Oil markets calmed on Wednesday after prices had jumped to their highest in months in the wake of a rocket attack by Iran on American forces in Iraq that raised the specter of a spiraling conflict and disrupted crude supplies.
Prices gave up a large part of their gains after the early surges as analysts said market tension could ease as long as oil production facilities remain unaffected by attacks. Tweets by U.S. President Donald Trump and Iran’s foreign minister also appeared to signal a period of calm - for now.
Brent crude futures were up 97 cents, or 1.4%, to $69.24 by around 0403 GMT, after earlier rising to $71.75, the highest since mid-September 2019.
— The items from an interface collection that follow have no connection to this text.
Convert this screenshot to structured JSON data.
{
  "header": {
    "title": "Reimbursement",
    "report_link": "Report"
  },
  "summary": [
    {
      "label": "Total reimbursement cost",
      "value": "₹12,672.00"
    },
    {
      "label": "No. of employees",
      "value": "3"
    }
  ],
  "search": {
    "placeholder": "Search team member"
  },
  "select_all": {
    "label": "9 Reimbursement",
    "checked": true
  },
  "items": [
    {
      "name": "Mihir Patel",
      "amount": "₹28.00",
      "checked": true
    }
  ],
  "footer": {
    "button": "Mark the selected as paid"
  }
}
West Texas Intermediate crude futures climbed 82 cents, or 1.3%, to $63.52 a barrel. It earlier reached a high of $65.85, the most since late April last year.
Iran’s missile attack on U.S.-led forces in Iraq came early on Wednesday, hours after the funeral of Qassem Soleimani, the commander of the country’s elite Quds Force killed in a U.S. drone stroke on Jan. 3.
Tehran fired more than a dozen ballistic missiles from Iranian territory against at least two Iraqi military bases hosting U.S.-led coalition personnel, the U.S. military said on Tuesday. Stock, currency and gold markets were also roiled by the attacks. [MKTS/GLOB]
Trump said in a tweet that an assessment of casualties and damage from the strikes was under way and that he would make a statement on Wednesday morning U.S. time. “All is well!” Trump said in the Twitter post.
PUKmedia \ Reuters